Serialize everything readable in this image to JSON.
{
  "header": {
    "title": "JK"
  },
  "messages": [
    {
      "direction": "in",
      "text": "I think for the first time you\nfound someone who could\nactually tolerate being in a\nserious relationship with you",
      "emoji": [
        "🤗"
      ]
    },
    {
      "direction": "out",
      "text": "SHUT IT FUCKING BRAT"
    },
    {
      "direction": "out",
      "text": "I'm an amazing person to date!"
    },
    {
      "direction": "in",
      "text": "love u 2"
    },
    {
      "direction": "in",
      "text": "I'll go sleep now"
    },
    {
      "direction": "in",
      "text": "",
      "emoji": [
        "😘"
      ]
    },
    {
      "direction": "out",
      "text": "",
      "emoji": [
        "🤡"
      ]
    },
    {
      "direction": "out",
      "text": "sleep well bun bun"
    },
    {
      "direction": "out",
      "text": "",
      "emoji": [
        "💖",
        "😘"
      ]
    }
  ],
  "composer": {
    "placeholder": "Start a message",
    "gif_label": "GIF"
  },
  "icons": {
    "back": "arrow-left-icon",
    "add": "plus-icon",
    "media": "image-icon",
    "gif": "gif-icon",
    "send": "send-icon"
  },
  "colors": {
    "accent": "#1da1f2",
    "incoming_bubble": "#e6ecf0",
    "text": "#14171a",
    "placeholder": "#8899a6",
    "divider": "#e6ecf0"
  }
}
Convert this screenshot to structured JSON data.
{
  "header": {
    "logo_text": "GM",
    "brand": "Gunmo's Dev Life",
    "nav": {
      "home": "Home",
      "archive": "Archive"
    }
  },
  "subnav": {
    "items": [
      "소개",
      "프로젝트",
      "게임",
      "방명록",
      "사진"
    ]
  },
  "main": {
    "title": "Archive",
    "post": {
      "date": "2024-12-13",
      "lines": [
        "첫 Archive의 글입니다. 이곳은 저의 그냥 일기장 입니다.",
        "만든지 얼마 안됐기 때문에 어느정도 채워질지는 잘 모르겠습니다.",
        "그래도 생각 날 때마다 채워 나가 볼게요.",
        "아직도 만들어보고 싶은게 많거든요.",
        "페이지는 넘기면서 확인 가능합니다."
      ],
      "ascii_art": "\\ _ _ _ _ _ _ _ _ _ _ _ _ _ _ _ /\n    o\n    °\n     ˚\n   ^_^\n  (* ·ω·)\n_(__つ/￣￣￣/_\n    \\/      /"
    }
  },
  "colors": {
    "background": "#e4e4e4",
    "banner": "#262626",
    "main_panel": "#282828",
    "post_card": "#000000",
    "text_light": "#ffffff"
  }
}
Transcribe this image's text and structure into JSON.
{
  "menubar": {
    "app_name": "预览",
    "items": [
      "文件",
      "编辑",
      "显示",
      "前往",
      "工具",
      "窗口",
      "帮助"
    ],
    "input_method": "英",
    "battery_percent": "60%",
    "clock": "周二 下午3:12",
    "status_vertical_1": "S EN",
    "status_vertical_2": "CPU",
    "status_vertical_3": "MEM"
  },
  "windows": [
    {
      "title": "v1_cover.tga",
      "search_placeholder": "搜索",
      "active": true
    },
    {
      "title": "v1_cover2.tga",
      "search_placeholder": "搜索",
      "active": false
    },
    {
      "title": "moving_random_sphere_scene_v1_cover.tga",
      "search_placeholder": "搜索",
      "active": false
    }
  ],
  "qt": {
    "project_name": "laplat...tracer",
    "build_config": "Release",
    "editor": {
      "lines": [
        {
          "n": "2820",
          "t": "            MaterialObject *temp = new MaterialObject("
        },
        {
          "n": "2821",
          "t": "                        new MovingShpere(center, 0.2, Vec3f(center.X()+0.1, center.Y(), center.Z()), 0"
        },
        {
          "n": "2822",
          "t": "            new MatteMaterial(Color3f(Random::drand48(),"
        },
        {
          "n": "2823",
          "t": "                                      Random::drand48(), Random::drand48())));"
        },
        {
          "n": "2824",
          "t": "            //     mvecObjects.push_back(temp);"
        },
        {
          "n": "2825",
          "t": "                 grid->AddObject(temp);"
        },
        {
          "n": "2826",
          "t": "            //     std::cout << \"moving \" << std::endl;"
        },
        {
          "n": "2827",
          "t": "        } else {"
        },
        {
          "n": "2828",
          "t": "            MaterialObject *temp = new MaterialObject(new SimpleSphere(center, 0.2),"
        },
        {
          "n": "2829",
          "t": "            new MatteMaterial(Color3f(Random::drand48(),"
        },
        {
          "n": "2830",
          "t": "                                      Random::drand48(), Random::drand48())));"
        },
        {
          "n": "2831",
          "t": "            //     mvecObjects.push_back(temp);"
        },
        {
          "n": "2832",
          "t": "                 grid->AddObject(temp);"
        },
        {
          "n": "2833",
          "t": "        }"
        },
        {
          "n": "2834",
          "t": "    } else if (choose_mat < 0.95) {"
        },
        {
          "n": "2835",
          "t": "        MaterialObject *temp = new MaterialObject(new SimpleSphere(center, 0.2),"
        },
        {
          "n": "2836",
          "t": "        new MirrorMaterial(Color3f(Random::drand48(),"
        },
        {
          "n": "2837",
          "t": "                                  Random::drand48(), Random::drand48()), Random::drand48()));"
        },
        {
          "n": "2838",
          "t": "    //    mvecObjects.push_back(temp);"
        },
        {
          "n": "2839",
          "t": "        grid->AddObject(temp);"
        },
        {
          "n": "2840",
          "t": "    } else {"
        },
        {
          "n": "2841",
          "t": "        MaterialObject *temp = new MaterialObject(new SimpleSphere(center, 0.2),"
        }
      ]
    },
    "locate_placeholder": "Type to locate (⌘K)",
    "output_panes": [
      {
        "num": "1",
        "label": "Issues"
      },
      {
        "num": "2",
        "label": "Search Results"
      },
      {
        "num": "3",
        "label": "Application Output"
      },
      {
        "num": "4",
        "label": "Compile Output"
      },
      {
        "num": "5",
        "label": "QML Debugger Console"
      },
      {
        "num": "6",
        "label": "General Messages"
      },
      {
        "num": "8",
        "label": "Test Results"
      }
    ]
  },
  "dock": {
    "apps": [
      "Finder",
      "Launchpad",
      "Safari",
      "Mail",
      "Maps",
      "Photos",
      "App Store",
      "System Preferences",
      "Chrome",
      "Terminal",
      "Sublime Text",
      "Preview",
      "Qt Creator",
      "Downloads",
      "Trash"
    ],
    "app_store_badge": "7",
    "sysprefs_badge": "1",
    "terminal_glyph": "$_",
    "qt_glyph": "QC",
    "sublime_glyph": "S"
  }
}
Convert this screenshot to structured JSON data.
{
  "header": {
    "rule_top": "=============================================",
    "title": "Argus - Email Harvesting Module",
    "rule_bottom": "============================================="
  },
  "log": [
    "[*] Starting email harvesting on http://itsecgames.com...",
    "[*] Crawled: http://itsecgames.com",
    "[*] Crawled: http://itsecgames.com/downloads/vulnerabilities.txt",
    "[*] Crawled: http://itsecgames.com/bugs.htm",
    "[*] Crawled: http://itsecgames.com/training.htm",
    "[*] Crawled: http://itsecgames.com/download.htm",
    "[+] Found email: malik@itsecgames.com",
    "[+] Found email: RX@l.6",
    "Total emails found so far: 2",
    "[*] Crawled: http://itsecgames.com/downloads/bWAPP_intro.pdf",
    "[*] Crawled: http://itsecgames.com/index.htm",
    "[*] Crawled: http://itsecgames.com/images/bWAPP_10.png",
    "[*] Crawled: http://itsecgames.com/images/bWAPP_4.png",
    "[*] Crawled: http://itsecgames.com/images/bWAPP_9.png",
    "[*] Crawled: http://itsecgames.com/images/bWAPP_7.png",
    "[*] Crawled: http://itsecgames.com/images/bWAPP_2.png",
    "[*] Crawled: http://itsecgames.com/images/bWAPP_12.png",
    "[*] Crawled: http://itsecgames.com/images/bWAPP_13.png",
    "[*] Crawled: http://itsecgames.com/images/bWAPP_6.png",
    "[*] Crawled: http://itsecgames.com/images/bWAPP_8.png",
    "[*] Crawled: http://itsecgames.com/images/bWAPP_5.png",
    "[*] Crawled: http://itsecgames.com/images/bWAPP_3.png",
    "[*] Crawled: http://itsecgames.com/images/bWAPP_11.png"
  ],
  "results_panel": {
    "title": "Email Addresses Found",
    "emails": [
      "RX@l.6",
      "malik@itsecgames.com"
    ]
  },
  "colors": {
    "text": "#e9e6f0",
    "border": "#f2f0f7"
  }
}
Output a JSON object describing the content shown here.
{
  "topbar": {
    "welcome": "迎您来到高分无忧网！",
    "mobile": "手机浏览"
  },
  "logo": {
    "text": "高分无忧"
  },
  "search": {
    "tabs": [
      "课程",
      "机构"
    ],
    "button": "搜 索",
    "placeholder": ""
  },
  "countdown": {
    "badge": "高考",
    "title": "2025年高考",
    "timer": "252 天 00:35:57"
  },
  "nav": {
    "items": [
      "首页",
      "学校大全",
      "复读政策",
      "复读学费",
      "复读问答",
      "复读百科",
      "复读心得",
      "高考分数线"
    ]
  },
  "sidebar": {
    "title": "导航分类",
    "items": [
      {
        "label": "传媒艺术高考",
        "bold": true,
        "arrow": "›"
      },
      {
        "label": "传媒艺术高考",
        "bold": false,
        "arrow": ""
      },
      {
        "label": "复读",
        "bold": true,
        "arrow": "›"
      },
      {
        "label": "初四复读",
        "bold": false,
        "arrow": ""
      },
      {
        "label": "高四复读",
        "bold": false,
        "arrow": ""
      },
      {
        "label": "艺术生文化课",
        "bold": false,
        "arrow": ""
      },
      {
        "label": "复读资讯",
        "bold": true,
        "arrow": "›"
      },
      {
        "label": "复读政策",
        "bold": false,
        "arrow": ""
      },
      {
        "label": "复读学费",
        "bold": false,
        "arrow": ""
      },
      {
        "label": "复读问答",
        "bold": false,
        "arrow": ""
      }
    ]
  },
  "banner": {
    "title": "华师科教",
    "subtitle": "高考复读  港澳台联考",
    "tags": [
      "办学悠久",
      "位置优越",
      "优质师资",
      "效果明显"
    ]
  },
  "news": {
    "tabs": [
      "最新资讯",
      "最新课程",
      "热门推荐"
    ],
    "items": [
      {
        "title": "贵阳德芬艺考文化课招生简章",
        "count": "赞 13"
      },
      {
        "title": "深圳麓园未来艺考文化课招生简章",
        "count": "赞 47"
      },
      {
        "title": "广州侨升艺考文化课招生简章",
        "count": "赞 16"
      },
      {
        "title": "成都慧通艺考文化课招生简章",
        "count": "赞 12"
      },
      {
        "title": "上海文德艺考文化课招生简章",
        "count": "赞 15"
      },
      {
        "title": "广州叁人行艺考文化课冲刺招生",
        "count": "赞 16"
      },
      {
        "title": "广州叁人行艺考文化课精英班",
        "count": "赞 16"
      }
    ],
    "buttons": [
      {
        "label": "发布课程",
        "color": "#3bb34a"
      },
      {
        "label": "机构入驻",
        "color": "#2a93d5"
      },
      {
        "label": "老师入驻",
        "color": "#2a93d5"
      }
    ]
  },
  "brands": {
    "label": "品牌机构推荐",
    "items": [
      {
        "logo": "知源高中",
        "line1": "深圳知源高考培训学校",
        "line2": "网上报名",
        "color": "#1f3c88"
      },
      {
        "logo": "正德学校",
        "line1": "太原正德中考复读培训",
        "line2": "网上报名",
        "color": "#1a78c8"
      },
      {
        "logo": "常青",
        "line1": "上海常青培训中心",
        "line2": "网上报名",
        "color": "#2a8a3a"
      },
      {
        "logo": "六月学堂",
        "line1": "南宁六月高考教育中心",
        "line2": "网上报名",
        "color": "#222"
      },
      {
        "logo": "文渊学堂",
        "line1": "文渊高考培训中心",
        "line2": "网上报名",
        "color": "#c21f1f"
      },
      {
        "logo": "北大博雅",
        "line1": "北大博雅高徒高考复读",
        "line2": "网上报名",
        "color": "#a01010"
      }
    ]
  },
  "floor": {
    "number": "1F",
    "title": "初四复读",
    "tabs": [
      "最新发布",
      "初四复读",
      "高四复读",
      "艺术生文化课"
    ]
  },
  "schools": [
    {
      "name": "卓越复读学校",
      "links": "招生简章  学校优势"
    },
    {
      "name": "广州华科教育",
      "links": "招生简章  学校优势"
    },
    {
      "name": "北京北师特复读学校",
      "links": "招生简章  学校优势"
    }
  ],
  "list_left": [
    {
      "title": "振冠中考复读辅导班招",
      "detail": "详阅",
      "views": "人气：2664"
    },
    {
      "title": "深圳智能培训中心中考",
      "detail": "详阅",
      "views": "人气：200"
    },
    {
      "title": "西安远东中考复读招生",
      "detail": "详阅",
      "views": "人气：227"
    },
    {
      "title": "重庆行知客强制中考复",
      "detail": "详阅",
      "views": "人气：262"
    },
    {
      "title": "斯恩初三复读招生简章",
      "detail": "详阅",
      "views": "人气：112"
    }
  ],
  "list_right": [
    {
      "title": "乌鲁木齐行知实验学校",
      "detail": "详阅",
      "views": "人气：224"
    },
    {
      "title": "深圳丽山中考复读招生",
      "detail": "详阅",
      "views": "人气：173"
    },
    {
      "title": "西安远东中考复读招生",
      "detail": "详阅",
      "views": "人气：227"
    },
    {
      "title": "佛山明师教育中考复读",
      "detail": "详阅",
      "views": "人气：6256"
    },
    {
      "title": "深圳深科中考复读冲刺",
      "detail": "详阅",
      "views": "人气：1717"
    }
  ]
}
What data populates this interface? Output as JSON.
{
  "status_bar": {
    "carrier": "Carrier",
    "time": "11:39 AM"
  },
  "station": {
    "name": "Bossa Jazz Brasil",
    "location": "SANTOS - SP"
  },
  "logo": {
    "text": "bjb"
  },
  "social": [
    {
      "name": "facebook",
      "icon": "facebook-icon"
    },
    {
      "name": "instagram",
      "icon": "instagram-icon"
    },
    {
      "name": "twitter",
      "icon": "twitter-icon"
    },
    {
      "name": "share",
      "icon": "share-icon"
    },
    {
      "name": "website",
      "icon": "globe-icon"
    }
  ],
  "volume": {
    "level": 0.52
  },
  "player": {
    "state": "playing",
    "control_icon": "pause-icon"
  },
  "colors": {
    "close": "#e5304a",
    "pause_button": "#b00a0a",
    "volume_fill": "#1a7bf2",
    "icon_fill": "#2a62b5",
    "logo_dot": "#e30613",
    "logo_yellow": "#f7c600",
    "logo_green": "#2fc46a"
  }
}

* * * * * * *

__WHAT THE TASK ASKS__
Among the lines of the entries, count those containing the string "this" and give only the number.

__TASK SOLUTION__
5